Freddy Locks: The concert in MUSA Festival in 2005 is still one of my greatest memories in my music career. It was the highest point for ‘Poormanstyle’ and a dream come true, to play just before ‘Sly and Robbie’ in front of a massive audience on a big stage. It was magical and a memory for life.

IRIE. In 2006 you recorded your second album, ‘Bring up the Feeling’, which was published by ‘Gumalaka’, the first independent reggae label in Portugal. During this period, did you feel that you were maturing into a true reggae artist?

Freddy Locks: Yes, you can say that, ‘Bring up the Feeling’ was my first album with a band. It was a band where Asher G. was the organ player and the rest were professional musicians. It was my first official release with full promotion, a video, and many concerts. It was also the first step into the music industry and the confirmation that I was respected as a reggae artist.

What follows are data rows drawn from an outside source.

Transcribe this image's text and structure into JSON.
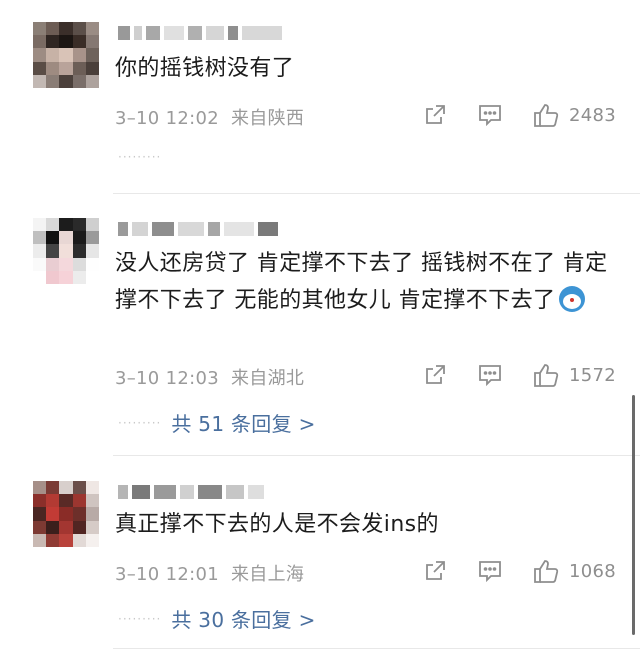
{
  "comments": [
    {
      "text": "你的摇钱树没有了",
      "time": "3–10 12:02",
      "location": "来自陕西",
      "likes": "2483",
      "reply_link": "",
      "avatar_color": "#6b5a4e"
    },
    {
      "text": "没人还房贷了  肯定撑不下去了  摇钱树不在了  肯定撑不下去了  无能的其他女儿  肯定撑不下去了",
      "time": "3–10 12:03",
      "location": "来自湖北",
      "likes": "1572",
      "reply_link": "共 51 条回复 >",
      "avatar_color": "#3b3b3b"
    },
    {
      "text": "真正撑不下去的人是不会发ins的",
      "time": "3–10 12:01",
      "location": "来自上海",
      "likes": "1068",
      "reply_link": "共 30 条回复 >",
      "avatar_color": "#8a3a36"
    }
  ],
  "icons": {
    "share": "share-icon",
    "comment": "comment-icon",
    "like": "thumbs-up-icon"
  },
  "colors": {
    "reply_link": "#4a6f9e",
    "meta": "#9a9a9a"
  }
}
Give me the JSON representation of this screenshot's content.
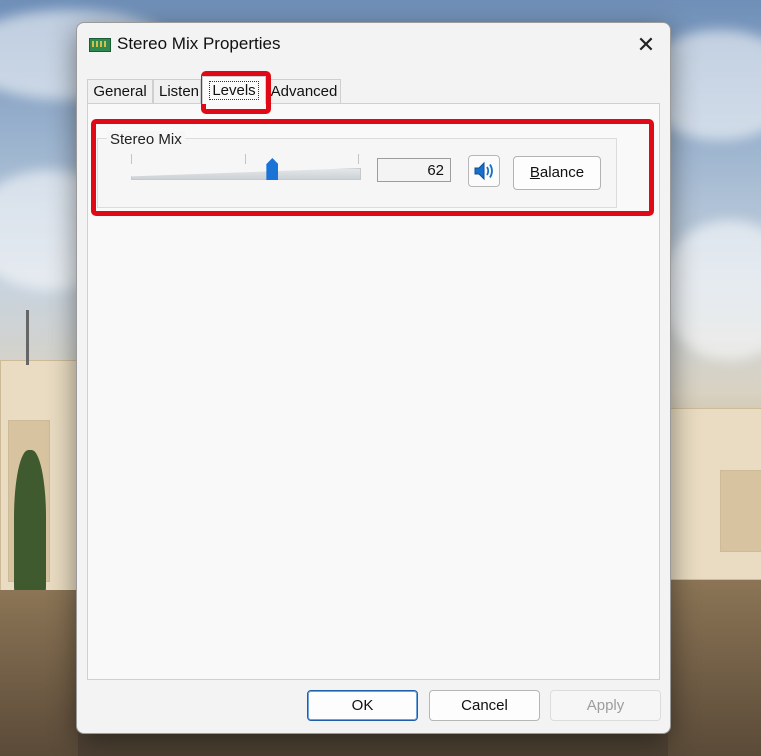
{
  "window": {
    "title": "Stereo Mix Properties",
    "close_glyph": "✕"
  },
  "tabs": [
    {
      "label": "General",
      "active": false
    },
    {
      "label": "Listen",
      "active": false
    },
    {
      "label": "Levels",
      "active": true
    },
    {
      "label": "Advanced",
      "active": false
    }
  ],
  "levels": {
    "group_label": "Stereo Mix",
    "level_value": "62",
    "slider_percent": 62,
    "balance_label": "Balance",
    "speaker_icon": "speaker-volume-icon"
  },
  "buttons": {
    "ok": "OK",
    "cancel": "Cancel",
    "apply": "Apply"
  },
  "colors": {
    "accent": "#1a73d6",
    "highlight": "#e00a17"
  }
}
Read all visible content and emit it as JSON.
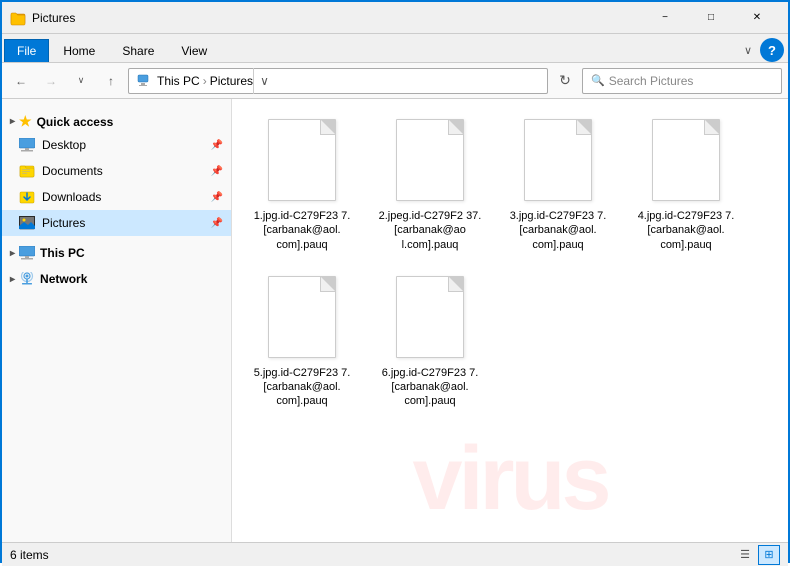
{
  "titlebar": {
    "title": "Pictures",
    "minimize_label": "−",
    "maximize_label": "□",
    "close_label": "✕"
  },
  "ribbon": {
    "tabs": [
      "File",
      "Home",
      "Share",
      "View"
    ],
    "active_tab": "File",
    "chevron_label": "∨",
    "help_label": "?"
  },
  "addressbar": {
    "back_label": "←",
    "forward_label": "→",
    "dropdown_label": "∨",
    "up_label": "↑",
    "path_icon": "📁",
    "path_parts": [
      "This PC",
      "Pictures"
    ],
    "path_separator": "›",
    "refresh_label": "↻",
    "search_placeholder": "Search Pictures",
    "search_icon": "🔍"
  },
  "sidebar": {
    "quick_access_label": "Quick access",
    "items": [
      {
        "name": "Desktop",
        "pin": true
      },
      {
        "name": "Documents",
        "pin": true
      },
      {
        "name": "Downloads",
        "pin": true
      },
      {
        "name": "Pictures",
        "pin": true,
        "active": true
      }
    ],
    "this_pc_label": "This PC",
    "network_label": "Network"
  },
  "files": [
    {
      "name": "1.jpg.id-C279F23 7.[carbanak@aol. com].pauq"
    },
    {
      "name": "2.jpeg.id-C279F2 37.[carbanak@ao l.com].pauq"
    },
    {
      "name": "3.jpg.id-C279F23 7.[carbanak@aol. com].pauq"
    },
    {
      "name": "4.jpg.id-C279F23 7.[carbanak@aol. com].pauq"
    },
    {
      "name": "5.jpg.id-C279F23 7.[carbanak@aol. com].pauq"
    },
    {
      "name": "6.jpg.id-C279F23 7.[carbanak@aol. com].pauq"
    }
  ],
  "statusbar": {
    "item_count": "6 items",
    "view_list_label": "☰",
    "view_grid_label": "⊞"
  },
  "watermark": "virus"
}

IRIE. I first learn about your music through your third album, ‘Seek your truth’ (2010). The title track was part of the Dread & Alive – Lost Tapes series which came out in 2011. That track is still part of my creative playlist. What does Seek your truth mean to Freddy Locks?

Freddy Locks: I feel ‘Seek Your Truth’ is the most important album I’ve made so far. Everything about it was perfect. The vibe with everybody and the result makes me very proud. To seek his own Truth…is the most important thing in life for me. To live, you must be truthful. Without truth, you are dead without knowing.

IRIE. In 2012, you release ‘Rootstation’ which shows off your acoustic style. How would you describe your music from the fourth album?

Freddy Locks: ‘Rootstation’ is like the end of a circle in my life. It shows my acoustic style and also deejay style in riddms. Some songs are really old. I made this album during a turning point in my personal life and music career.

It’s a Roots Reggae album, with a fresh flavor and a revolutionary message. That’s how I like to see it. But of course when we create a song and give it to the people, each one will feel his/her own vibe and have different feelings with the music.

IRIE. What’s next on the horizon for Freddy Locks?

Freddy Locks: I’m doing different works with several producers and preparing new material to be released. I will surely release new music by the end of this year and I’ll do my best to finally go international as I have yet to perform a concert outside Portugal.

IRIE. Anything you would like to share with the IRIE audience?

Freddy Locks: Let us do to others what we want them to do to us! Let us stop talking and start giving examples with true actions! Seek Your Truth… Now and Forever!

IRIE. Word! Give thanks, breddah! Irie Magazine Logo